Laughing at my grandmother’s nonsense when she was drunk made sense when I was 10. Today she is gone, but now it dawns on me the risks of her behaviour. Excessive drinking problems are usually associated with younger people, and consequently alcohol misuse services seem to be only in place for the younger generations, rather than the elderly. However, a new survey in London has revealed that people over 65 years old are drinking much more than the weekly recommended limit.

Although limits vary from country to country, it is recommended that men do not drink over 21 units of alcohol per week, and women over 14. This survey brought to light that the older generation in Britain are doubling figures with men drinking an outstanding 49 units, while women are drinking approximately 23.

Understanding the risks
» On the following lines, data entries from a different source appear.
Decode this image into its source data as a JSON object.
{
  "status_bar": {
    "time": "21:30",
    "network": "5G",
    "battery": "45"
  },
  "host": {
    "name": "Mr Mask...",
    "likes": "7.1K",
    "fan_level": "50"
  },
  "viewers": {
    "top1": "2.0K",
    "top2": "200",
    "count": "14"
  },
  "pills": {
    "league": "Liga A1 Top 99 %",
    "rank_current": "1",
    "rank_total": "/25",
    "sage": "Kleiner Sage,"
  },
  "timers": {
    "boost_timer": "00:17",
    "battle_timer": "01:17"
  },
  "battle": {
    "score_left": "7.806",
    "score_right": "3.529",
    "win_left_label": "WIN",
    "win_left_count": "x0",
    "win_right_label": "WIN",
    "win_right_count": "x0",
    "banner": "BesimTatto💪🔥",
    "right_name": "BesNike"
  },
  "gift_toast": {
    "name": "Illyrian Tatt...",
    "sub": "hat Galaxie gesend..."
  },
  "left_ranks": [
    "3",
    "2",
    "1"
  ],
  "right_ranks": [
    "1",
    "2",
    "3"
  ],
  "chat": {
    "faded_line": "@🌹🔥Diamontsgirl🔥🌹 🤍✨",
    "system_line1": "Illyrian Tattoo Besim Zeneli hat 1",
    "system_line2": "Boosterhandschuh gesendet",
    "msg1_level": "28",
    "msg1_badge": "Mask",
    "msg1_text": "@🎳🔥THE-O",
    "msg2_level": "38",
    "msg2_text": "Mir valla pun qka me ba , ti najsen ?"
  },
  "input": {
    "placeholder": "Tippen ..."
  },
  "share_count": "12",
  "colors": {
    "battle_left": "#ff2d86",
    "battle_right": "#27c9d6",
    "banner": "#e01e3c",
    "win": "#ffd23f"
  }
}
It is important to clarify that health risks from alcohol consumption are not exclusive to alcoholics or binge drinkers alone. Someone who drinks slightly more than the recommended level per week can also see the long-term effects. Alcohol interferes with many areas of the body like the brain, heart, kidneys, liver and pancreas. It can also shorten lifespan, reduce fertility and cause cancer.

Other than drinking a glass of red wine a day – which can protect the heart, according to scientists – there are no proven benefits of alcohol. So even if you respect limits, or drink less than the limits, you can still be harming your health in the long run. Additionally, elderly people are more at risk of causing physical damage to their bodies while intoxicated by falling over or running into things, for example.
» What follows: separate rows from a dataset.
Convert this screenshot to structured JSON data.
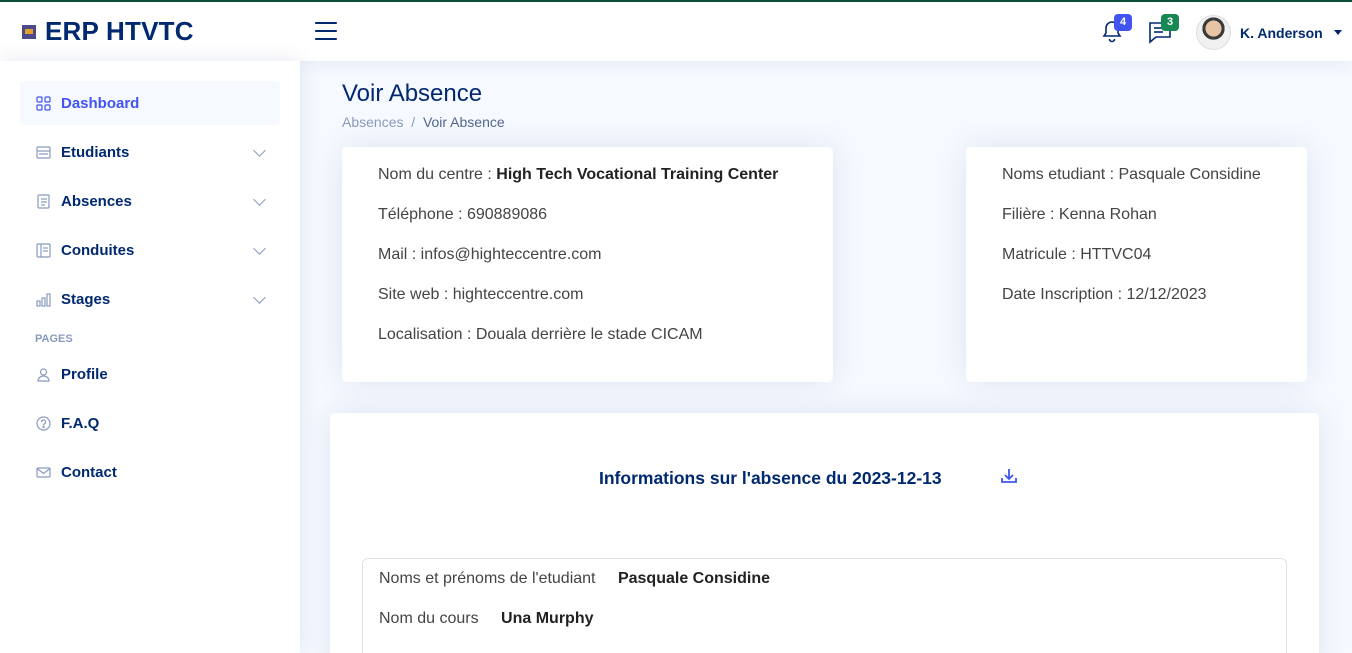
{
  "app": {
    "title": "ERP HTVTC"
  },
  "header": {
    "notifications_count": "4",
    "messages_count": "3",
    "user_name": "K. Anderson"
  },
  "sidebar": {
    "items": [
      {
        "label": "Dashboard",
        "icon": "grid-icon"
      },
      {
        "label": "Etudiants",
        "icon": "menu-button-icon"
      },
      {
        "label": "Absences",
        "icon": "journal-text-icon"
      },
      {
        "label": "Conduites",
        "icon": "layout-text-icon"
      },
      {
        "label": "Stages",
        "icon": "bar-chart-icon"
      }
    ],
    "heading": "PAGES",
    "pages": [
      {
        "label": "Profile",
        "icon": "person-icon"
      },
      {
        "label": "F.A.Q",
        "icon": "question-circle-icon"
      },
      {
        "label": "Contact",
        "icon": "envelope-icon"
      }
    ]
  },
  "page": {
    "title": "Voir Absence",
    "breadcrumb": [
      "Absences",
      "Voir Absence"
    ]
  },
  "centre": {
    "name_label": "Nom du centre :",
    "name_value": "High Tech Vocational Training Center",
    "phone": "Téléphone : 690889086",
    "mail": "Mail : infos@highteccentre.com",
    "site": "Site web : highteccentre.com",
    "location": "Localisation : Douala derrière le stade CICAM"
  },
  "student": {
    "name": "Noms etudiant : Pasquale Considine",
    "filiere": "Filière : Kenna Rohan",
    "matricule": "Matricule : HTTVC04",
    "inscription": "Date Inscription : 12/12/2023"
  },
  "absence": {
    "title": "Informations sur l'absence du 2023-12-13",
    "student_label": "Noms et prénoms de l'etudiant",
    "student_value": "Pasquale Considine",
    "course_label": "Nom du cours",
    "course_value": "Una Murphy"
  },
  "colors": {
    "primary": "#012970",
    "accent": "#4154f1",
    "success": "#198754"
  }
}
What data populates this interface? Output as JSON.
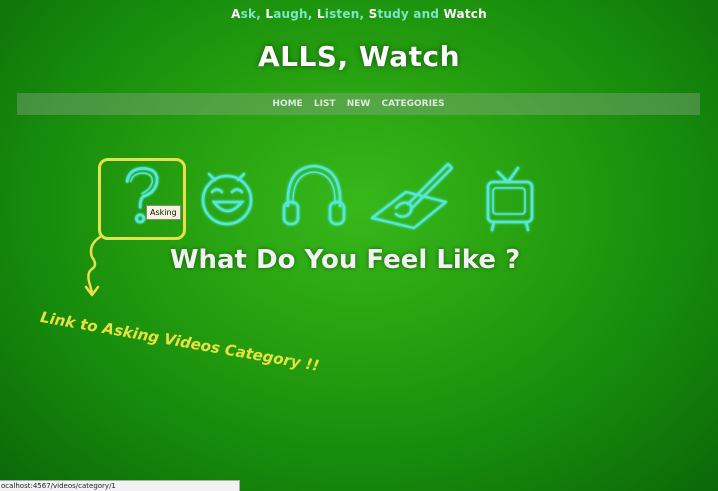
{
  "tagline": {
    "segments": [
      {
        "text": "A",
        "color": "#ffffff"
      },
      {
        "text": "sk, ",
        "color": "#7fe3c8"
      },
      {
        "text": "L",
        "color": "#ffffff"
      },
      {
        "text": "augh, ",
        "color": "#7fe3c8"
      },
      {
        "text": "L",
        "color": "#ffffff"
      },
      {
        "text": "isten, ",
        "color": "#7fe3c8"
      },
      {
        "text": "S",
        "color": "#ffffff"
      },
      {
        "text": "tudy and ",
        "color": "#7fe3c8"
      },
      {
        "text": "Watch",
        "color": "#ffffff"
      }
    ]
  },
  "site_title": "ALLS, Watch",
  "nav": {
    "items": [
      {
        "label": "HOME"
      },
      {
        "label": "LIST"
      },
      {
        "label": "NEW"
      },
      {
        "label": "CATEGORIES"
      }
    ]
  },
  "icons": [
    {
      "name": "question-mark-icon",
      "selected": true
    },
    {
      "name": "laughing-face-icon",
      "selected": false
    },
    {
      "name": "headphones-icon",
      "selected": false
    },
    {
      "name": "pen-and-paper-icon",
      "selected": false
    },
    {
      "name": "television-icon",
      "selected": false
    }
  ],
  "tooltip": "Asking",
  "headline": "What Do You Feel Like ?",
  "annotation": "Link to Asking Videos Category !!",
  "status_bar": "ocalhost:4567/videos/category/1",
  "colors": {
    "background": "#27a010",
    "accent_yellow": "#e8e04a",
    "icon_glow": "#52e8d8"
  }
}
Are expats retirees at a greater risk?

In the Mexican Caribbean, where it is common to drink a beer after work and enjoy the year round summer weather, retired expats are commonly found in bars having a third, fourth and fifth beer every afternoon. Expat retirees around the world have no responsibilities, and are often found at noon-cocktail gatherings, lunch meetings with booze or midweek barbeques.

By no means am I suggesting that expats should not enjoy their well deserved retirement, but I think it is important that they are aware of the damage they could be doing to their bodies. Perhaps boredom is the main cause that drives retired expats to turn to drinking, without realising that they have a new country to explore, new friends to make and many amazing experiences to live while abroad.
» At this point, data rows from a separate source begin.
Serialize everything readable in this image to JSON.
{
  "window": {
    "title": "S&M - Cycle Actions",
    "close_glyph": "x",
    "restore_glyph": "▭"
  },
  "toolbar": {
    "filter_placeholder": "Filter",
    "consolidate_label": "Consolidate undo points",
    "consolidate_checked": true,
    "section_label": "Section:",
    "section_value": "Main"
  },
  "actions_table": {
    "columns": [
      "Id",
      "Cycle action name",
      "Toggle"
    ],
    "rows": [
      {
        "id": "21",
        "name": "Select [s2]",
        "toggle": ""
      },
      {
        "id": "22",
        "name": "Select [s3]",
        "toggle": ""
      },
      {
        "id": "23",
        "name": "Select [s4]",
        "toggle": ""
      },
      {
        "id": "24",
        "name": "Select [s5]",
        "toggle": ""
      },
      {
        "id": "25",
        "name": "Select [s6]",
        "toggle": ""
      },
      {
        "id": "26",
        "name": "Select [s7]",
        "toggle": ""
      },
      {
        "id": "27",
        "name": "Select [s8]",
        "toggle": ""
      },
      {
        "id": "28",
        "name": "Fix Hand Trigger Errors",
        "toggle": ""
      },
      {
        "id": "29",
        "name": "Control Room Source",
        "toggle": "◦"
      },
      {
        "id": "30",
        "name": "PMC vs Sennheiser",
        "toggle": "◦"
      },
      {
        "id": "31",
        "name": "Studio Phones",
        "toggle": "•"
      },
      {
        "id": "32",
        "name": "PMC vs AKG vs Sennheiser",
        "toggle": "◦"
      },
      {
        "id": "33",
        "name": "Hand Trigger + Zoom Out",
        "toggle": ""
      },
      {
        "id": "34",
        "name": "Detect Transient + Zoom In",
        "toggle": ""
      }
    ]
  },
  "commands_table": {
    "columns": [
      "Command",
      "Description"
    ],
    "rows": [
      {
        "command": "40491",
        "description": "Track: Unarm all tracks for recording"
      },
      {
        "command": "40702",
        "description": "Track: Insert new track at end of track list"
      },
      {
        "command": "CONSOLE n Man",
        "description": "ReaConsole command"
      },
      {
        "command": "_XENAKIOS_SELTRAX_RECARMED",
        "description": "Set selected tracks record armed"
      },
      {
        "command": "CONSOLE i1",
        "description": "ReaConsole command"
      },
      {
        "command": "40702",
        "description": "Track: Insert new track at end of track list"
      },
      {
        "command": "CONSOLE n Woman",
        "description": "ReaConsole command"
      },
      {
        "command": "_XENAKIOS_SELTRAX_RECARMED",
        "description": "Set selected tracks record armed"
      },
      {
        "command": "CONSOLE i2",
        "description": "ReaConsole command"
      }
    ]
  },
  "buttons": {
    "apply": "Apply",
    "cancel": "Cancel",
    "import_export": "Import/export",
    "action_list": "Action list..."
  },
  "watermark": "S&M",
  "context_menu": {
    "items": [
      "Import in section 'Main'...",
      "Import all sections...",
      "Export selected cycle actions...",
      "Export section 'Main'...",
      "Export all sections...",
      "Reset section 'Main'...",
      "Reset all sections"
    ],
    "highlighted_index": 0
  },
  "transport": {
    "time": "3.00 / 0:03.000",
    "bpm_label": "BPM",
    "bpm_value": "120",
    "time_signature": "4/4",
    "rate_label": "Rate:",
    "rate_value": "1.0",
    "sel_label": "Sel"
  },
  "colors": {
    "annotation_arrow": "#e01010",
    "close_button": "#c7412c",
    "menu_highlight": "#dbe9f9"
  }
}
If you, or someone you know, is abusing alcohol consumption, you should seek immediate professional help.

[Image: Dwight Burdette]